This statement might be a bit confusing to anyone who thinks that “branding” begins and ends with logos, colors and images used on signage and in advertising. Sure – those visual design elements are crucial elements in building your brand- but in and of themselves – these elements NOT your brand.
Rather – the careful creation and execution of those elements will help consumers identify your business – and help guide them on their journey to “branding” your business.
See -it is not your marketing team or advertising agency that builds your “brand” – but rather it’s your employees – the ones who have direct consumer contact – who are the “brand builders” of your business.
United Airlines learned this important lesson in 2009 when a social media shit storm arose from some exceptionally bad customer service – by not just one employee but many. Social media is really great at telling customer service stories -and the root of “branding” is customer service.
You may THINK that your “brand” is a shiny logo, carefully chosen font and a tag line assembled in a committee meeting – but in reality – your “brand” is truly in the hands of your customers.
Just as the cattle who are branded are not wielding the hot metal rod which marks their flesh – a business must accept that consumers are the ultimate “branders”.
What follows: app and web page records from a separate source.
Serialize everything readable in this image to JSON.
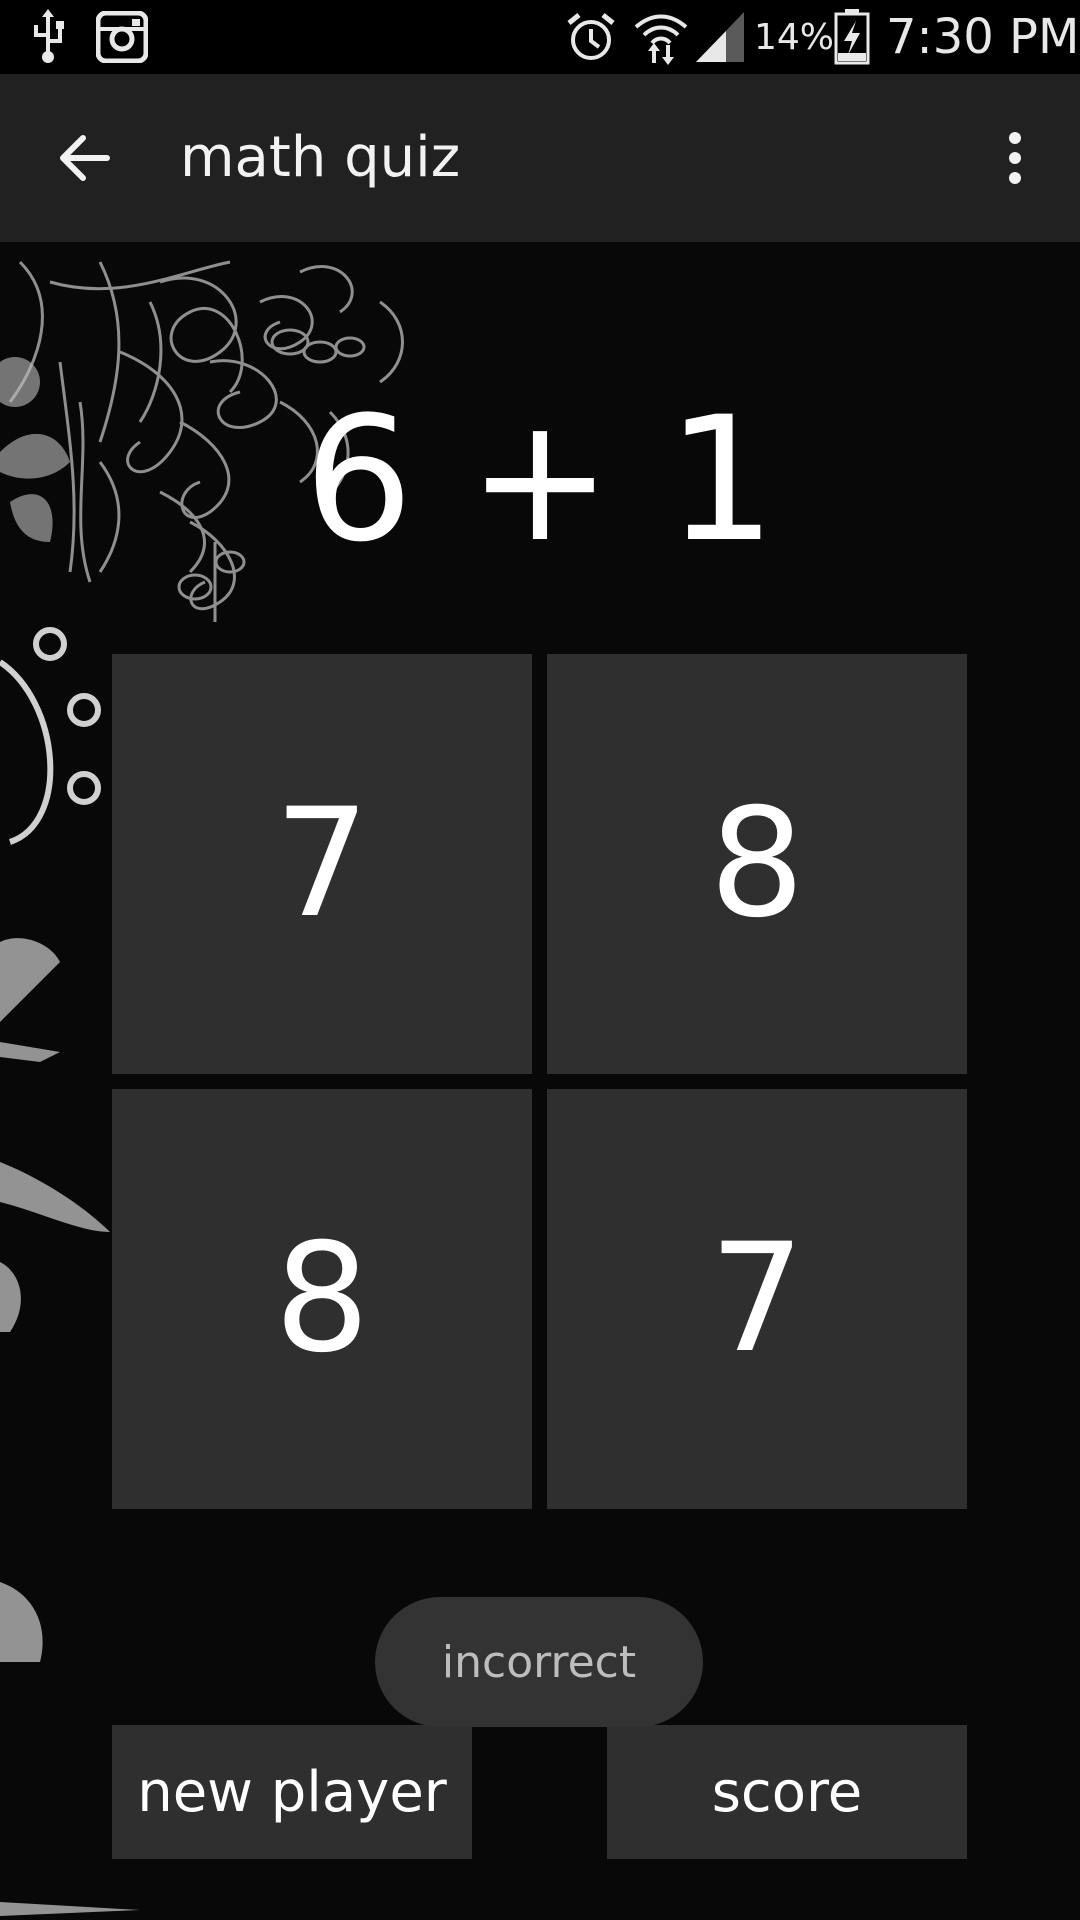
{
  "status_bar": {
    "usb_icon": "usb-icon",
    "instagram_icon": "instagram-icon",
    "alarm_icon": "alarm-icon",
    "wifi_icon": "wifi-icon",
    "signal_icon": "signal-icon",
    "battery_percent": "14%",
    "battery_icon": "battery-charging-icon",
    "time": "7:30 PM"
  },
  "app_bar": {
    "back_icon": "arrow-back-icon",
    "title": "math quiz",
    "overflow_icon": "more-vertical-icon",
    "background_color": "#212121"
  },
  "question": {
    "text": "6 + 1"
  },
  "answers": [
    {
      "label": "7"
    },
    {
      "label": "8"
    },
    {
      "label": "8"
    },
    {
      "label": "7"
    }
  ],
  "toast": {
    "text": "incorrect"
  },
  "buttons": {
    "new_player": "new player",
    "score": "score"
  },
  "colors": {
    "tile": "#2f2f2f",
    "background": "#080808",
    "toast": "#333333"
  }
}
Consumers have ALWAYS had the power of “branding” a company – but it’s only been since the web got “social” did businesses begin to sit up and take notice of that power.
So when you view “branding” and building “brand equity” through that lens – through the brutal lens of “we’re only as good as our last customer service transaction” – then and only then does blogging’s role become clear.
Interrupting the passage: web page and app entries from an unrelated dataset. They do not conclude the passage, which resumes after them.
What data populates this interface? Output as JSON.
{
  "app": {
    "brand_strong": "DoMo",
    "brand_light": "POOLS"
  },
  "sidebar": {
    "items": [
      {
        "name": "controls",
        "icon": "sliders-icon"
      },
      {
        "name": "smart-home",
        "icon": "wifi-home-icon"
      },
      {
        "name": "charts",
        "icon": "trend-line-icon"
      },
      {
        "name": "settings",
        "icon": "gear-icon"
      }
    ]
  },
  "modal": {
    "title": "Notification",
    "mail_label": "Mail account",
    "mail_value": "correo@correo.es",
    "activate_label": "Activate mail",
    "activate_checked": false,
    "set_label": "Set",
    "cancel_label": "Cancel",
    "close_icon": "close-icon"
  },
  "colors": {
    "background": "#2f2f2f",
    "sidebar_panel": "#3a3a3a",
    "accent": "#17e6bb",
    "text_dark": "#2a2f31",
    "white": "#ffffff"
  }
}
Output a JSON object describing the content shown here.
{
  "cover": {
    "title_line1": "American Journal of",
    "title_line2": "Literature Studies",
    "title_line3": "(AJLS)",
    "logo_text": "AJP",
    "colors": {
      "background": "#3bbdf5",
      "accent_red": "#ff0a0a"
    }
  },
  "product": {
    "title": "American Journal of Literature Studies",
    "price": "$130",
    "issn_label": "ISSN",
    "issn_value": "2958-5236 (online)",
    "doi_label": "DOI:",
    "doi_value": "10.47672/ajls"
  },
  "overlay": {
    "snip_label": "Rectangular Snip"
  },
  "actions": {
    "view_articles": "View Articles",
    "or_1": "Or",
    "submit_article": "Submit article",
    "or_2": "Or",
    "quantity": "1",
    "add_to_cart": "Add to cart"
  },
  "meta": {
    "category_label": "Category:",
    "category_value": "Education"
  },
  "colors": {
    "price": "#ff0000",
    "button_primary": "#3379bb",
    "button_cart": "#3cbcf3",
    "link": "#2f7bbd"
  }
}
So often, business owners tend to look to blogging as a way to generate sales leads instead of a way to build trust with prospective customers. Capturing sales leads is best done with a squeeze page – building trust is best done via a conversation. Of course, the IDEAL situation is if you could sit down and talk with each and every prospective customer. You could then explain in person why the customer should choose to do business with you and your company. Even if you are able to do that today – count on the fact that you won’t be able to do that 5 years from now. Your business blog posts can provide that information in a timeless manner.
Even better – those trust building business blog posts are doing double duty for your business. Not only are they educating consumers to help build the trust needed to close the sale- they are also working hard to build your brand – a.k.a. your online authority if you’re a consultant or other independent service provider.
Whether you’re blogging for your business or not – your customers/clients/patients are sharing their tales of their interactions with you. Good – bad – or indifferent – they are the ones “branding” your small business.
In the end – your business blog can act to support the good – upgrade the indifferent – and mitigate the bad. So why aren’t your blogging for your business yet?